» **What this task involves**: Show every line in the entries below where the word "BLUEY" appears.

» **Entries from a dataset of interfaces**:

___

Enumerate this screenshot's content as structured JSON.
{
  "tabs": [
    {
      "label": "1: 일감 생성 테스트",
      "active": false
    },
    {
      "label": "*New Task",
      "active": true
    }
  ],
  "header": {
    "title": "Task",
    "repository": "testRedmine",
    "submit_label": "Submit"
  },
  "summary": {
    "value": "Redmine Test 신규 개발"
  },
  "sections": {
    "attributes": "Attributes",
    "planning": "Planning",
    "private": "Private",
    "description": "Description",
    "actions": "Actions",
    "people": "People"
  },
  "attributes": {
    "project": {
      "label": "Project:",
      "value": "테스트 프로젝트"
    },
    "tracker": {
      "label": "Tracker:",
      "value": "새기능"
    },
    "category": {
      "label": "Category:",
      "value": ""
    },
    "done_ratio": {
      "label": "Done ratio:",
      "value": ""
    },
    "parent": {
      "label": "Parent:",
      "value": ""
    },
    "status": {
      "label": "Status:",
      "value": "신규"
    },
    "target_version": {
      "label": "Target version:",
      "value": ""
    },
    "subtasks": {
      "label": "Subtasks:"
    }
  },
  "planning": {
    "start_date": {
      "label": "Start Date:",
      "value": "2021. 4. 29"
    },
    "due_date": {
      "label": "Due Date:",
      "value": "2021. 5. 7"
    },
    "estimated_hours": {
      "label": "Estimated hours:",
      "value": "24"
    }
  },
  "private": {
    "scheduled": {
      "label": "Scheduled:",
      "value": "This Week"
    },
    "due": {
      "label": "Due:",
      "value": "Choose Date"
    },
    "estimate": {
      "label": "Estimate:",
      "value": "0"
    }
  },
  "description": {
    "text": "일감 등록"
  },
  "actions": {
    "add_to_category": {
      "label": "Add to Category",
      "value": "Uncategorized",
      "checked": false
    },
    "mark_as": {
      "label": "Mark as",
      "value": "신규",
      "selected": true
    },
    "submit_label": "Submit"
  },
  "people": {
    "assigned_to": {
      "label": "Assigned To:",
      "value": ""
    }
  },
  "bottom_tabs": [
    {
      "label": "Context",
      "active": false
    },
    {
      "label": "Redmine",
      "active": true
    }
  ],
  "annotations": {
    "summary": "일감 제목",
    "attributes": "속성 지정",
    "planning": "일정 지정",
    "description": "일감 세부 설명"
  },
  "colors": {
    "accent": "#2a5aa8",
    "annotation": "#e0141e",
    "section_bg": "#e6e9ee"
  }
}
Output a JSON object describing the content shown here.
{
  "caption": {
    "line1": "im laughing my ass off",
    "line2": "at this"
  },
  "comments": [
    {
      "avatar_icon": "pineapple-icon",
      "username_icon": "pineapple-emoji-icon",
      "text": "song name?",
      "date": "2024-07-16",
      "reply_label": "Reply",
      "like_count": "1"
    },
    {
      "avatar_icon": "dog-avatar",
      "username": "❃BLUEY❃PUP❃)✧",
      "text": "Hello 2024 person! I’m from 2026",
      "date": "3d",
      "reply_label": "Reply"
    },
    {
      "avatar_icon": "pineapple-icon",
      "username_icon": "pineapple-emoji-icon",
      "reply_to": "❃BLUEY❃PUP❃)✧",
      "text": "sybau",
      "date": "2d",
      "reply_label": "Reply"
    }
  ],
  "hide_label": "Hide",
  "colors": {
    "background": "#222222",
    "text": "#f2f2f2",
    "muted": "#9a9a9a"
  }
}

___

» **Answer section**:
      "username": "❃BLUEY❃PUP❃)✧",
      "reply_to": "❃BLUEY❃PUP❃)✧",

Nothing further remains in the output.